Uses In Cooking
Once you have harvested your carrots, it’s time to put them to use in the kitchen. Carrots are a versatile vegetable that can be used in a variety of dishes, from soups and stews to salads, sides and desserts.
For starters, try roasting carrots for a simple side dish. Preheat the oven to 375°F (190°C). Peel the carrots and cut them into 1-inch pieces. Toss the carrots with olive oil, salt and pepper and spread on a baking sheet. Roast in preheated oven for 25 minutes or until tender.
Carrots also work well in soups and stews. Try adding shredded carrots to your favorite recipes for added flavor and nutrition. Carrots can also be used to make delicious salads, like an Asian-inspired slaw with shredded carrots and cabbage in a sweet and tangy dressing.
For dessert, consider using freshly grated carrots in carrot cake or muffins. You can also get creative with carrot recipes like carrot fries or try a sweet carrot smoothie for breakfast.

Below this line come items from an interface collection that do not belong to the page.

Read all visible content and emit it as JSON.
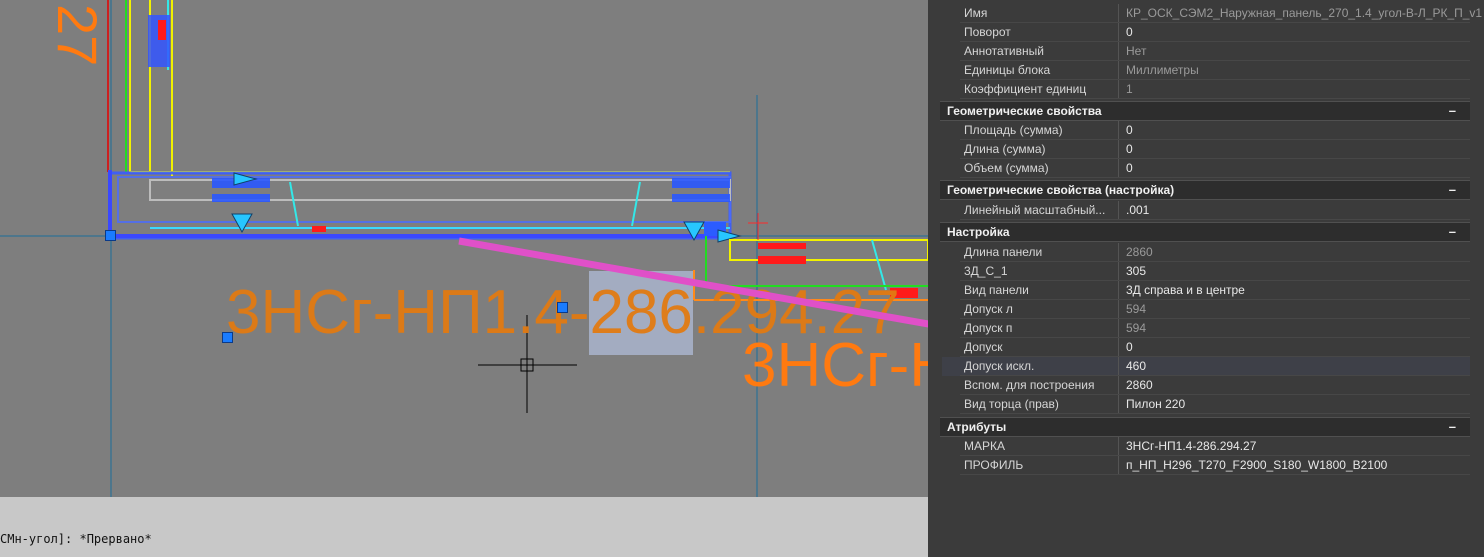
{
  "drawing": {
    "labels": {
      "mark_text_main": "3НСг-НП1.4-286.294.27",
      "mark_text_secondary": "3НСг-Н",
      "mark_text_top": "27"
    },
    "colors": {
      "background": "#7e7e7e",
      "mark_text": "#e27a12",
      "arrow": "#e050c8",
      "selection_highlight": "#a9b4cc",
      "grip": "#1a7cff"
    }
  },
  "command_line": {
    "text": "СМн-угол]: *Прервано*"
  },
  "properties": {
    "top_rows": [
      {
        "key": "Имя",
        "value": "КР_ОСК_СЭМ2_Наружная_панель_270_1.4_угол-В-Л_РК_П_v1",
        "dim": true
      },
      {
        "key": "Поворот",
        "value": "0",
        "dim": false
      },
      {
        "key": "Аннотативный",
        "value": "Нет",
        "dim": true
      },
      {
        "key": "Единицы блока",
        "value": "Миллиметры",
        "dim": true
      },
      {
        "key": "Коэффициент единиц",
        "value": "1",
        "dim": true
      }
    ],
    "sections": [
      {
        "title": "Геометрические свойства",
        "toggle": "–",
        "rows": [
          {
            "key": "Площадь (сумма)",
            "value": "0",
            "dim": false
          },
          {
            "key": "Длина (сумма)",
            "value": "0",
            "dim": false
          },
          {
            "key": "Объем (сумма)",
            "value": "0",
            "dim": false
          }
        ]
      },
      {
        "title": "Геометрические свойства (настройка)",
        "toggle": "–",
        "rows": [
          {
            "key": "Линейный  масштабный...",
            "value": ".001",
            "dim": false
          }
        ]
      },
      {
        "title": "Настройка",
        "toggle": "–",
        "rows": [
          {
            "key": "Длина панели",
            "value": "2860",
            "dim": true
          },
          {
            "key": "3Д_С_1",
            "value": "305",
            "dim": false
          },
          {
            "key": "Вид панели",
            "value": "3Д справа и в центре",
            "dim": false
          },
          {
            "key": "Допуск л",
            "value": "594",
            "dim": true
          },
          {
            "key": "Допуск п",
            "value": "594",
            "dim": true
          },
          {
            "key": "Допуск",
            "value": "0",
            "dim": false
          },
          {
            "key": "Допуск искл.",
            "value": "460",
            "dim": false
          },
          {
            "key": "Вспом. для построения",
            "value": "2860",
            "dim": false
          },
          {
            "key": "Вид торца (прав)",
            "value": "Пилон 220",
            "dim": false
          }
        ]
      },
      {
        "title": "Атрибуты",
        "toggle": "–",
        "rows": [
          {
            "key": "МАРКА",
            "value": "3НСг-НП1.4-286.294.27",
            "dim": false
          },
          {
            "key": "ПРОФИЛЬ",
            "value": "п_НП_Н296_Т270_F2900_S180_W1800_B2100",
            "dim": false
          }
        ]
      }
    ]
  }
}
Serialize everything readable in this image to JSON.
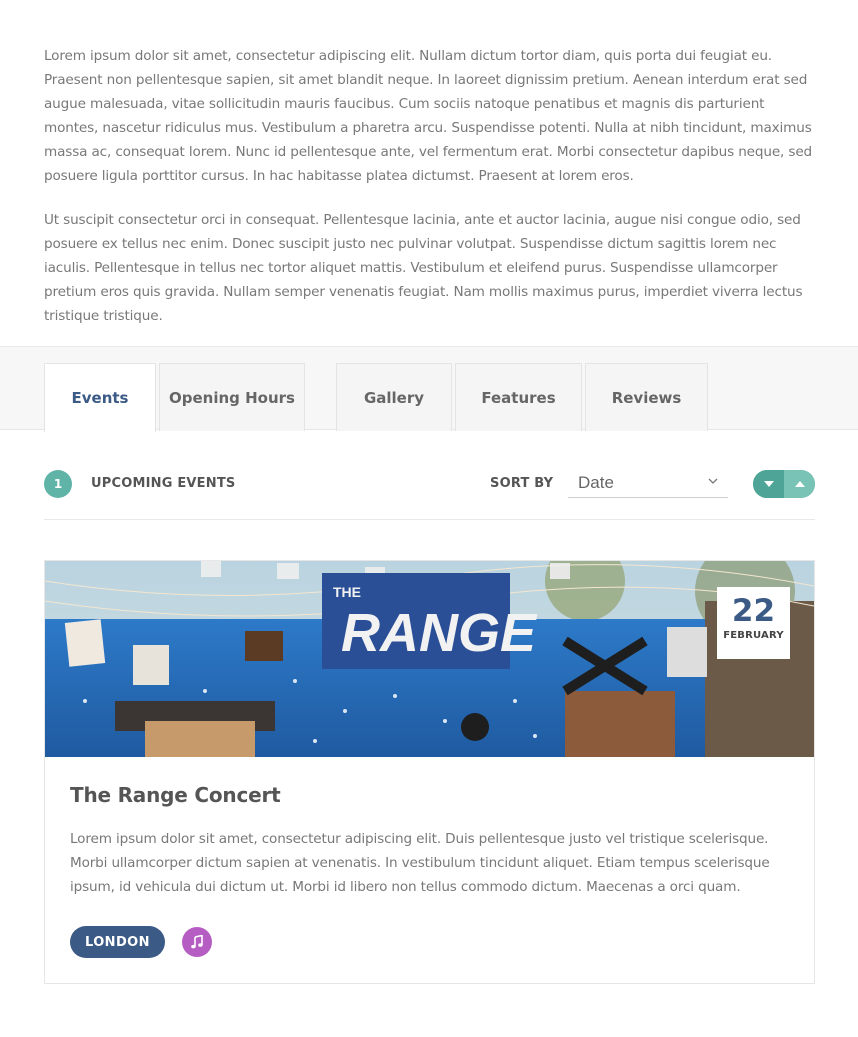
{
  "intro": {
    "paragraphs": [
      "Lorem ipsum dolor sit amet, consectetur adipiscing elit. Nullam dictum tortor diam, quis porta dui feugiat eu. Praesent non pellentesque sapien, sit amet blandit neque. In laoreet dignissim pretium. Aenean interdum erat sed augue malesuada, vitae sollicitudin mauris faucibus. Cum sociis natoque penatibus et magnis dis parturient montes, nascetur ridiculus mus. Vestibulum a pharetra arcu. Suspendisse potenti. Nulla at nibh tincidunt, maximus massa ac, consequat lorem. Nunc id pellentesque ante, vel fermentum erat. Morbi consectetur dapibus neque, sed posuere ligula porttitor cursus. In hac habitasse platea dictumst. Praesent at lorem eros.",
      "Ut suscipit consectetur orci in consequat. Pellentesque lacinia, ante et auctor lacinia, augue nisi congue odio, sed posuere ex tellus nec enim. Donec suscipit justo nec pulvinar volutpat. Suspendisse dictum sagittis lorem nec iaculis. Pellentesque in tellus nec tortor aliquet mattis. Vestibulum et eleifend purus. Suspendisse ullamcorper pretium eros quis gravida. Nullam semper venenatis feugiat. Nam mollis maximus purus, imperdiet viverra lectus tristique tristique."
    ]
  },
  "tabs": [
    {
      "label": "Events",
      "active": true
    },
    {
      "label": "Opening Hours",
      "active": false
    },
    {
      "label": "Gallery",
      "active": false
    },
    {
      "label": "Features",
      "active": false
    },
    {
      "label": "Reviews",
      "active": false
    }
  ],
  "toolbar": {
    "count": "1",
    "heading": "UPCOMING EVENTS",
    "sort_label": "SORT BY",
    "sort_value": "Date",
    "order_down_icon": "caret-down-icon",
    "order_up_icon": "caret-up-icon"
  },
  "event": {
    "image_text": "THE RANGE",
    "date_day": "22",
    "date_month": "FEBRUARY",
    "title": "The Range Concert",
    "description": "Lorem ipsum dolor sit amet, consectetur adipiscing elit. Duis pellentesque justo vel tristique scelerisque. Morbi ullamcorper dictum sapien at venenatis. In vestibulum tincidunt aliquet. Etiam tempus scelerisque ipsum, id vehicula dui dictum ut. Morbi id libero non tellus commodo dictum. Maecenas a orci quam.",
    "location": "LONDON",
    "category_icon": "music-note-icon"
  },
  "colors": {
    "accent_navy": "#3b5a86",
    "accent_teal": "#5fb4a7",
    "category_purple": "#b65dc3"
  }
}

No matter how you decide to prepare your carrots, remember that fresh is best! Avoid overcooking as this can reduce their nutritional value and flavor. Enjoy your freshly-grown carrots in all sorts of delicious dishes.